* Task item *
Below are the records; copy each line in them that holds the word "icon".
#### Provided records ####
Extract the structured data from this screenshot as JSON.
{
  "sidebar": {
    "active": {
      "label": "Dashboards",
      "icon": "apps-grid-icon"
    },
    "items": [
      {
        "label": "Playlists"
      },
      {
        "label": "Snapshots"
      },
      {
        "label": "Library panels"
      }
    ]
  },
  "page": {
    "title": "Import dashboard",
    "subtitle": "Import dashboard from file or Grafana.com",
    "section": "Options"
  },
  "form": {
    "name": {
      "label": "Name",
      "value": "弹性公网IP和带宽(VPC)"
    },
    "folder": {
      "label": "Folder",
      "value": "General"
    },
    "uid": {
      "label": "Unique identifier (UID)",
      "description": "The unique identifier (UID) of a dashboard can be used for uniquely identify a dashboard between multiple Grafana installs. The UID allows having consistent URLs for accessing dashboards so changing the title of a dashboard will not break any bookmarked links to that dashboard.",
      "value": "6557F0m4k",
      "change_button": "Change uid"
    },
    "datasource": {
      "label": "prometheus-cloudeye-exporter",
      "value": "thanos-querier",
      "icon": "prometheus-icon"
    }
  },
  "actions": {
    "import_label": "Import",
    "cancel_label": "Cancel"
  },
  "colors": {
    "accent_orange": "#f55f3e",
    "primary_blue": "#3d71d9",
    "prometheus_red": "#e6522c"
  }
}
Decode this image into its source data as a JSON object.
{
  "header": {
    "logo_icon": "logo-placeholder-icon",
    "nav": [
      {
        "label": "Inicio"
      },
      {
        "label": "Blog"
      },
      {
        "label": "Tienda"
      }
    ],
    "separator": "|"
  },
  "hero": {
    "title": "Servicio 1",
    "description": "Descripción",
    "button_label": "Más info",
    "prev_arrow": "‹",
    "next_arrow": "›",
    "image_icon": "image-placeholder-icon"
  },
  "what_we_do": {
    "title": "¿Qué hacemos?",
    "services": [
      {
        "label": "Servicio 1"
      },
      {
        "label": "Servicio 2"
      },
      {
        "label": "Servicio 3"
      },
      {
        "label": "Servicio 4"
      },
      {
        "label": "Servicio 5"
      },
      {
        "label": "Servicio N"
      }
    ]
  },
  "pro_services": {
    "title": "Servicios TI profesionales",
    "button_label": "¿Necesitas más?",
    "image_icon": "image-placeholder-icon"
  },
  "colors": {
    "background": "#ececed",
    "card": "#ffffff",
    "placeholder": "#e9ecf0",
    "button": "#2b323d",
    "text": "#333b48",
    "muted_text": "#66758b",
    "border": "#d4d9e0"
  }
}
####
* Answer to the problem *
      "icon": "apps-grid-icon"
      "icon": "prometheus-icon"
    "logo_icon": "logo-placeholder-icon",
    "image_icon": "image-placeholder-icon"
    "image_icon": "image-placeholder-icon"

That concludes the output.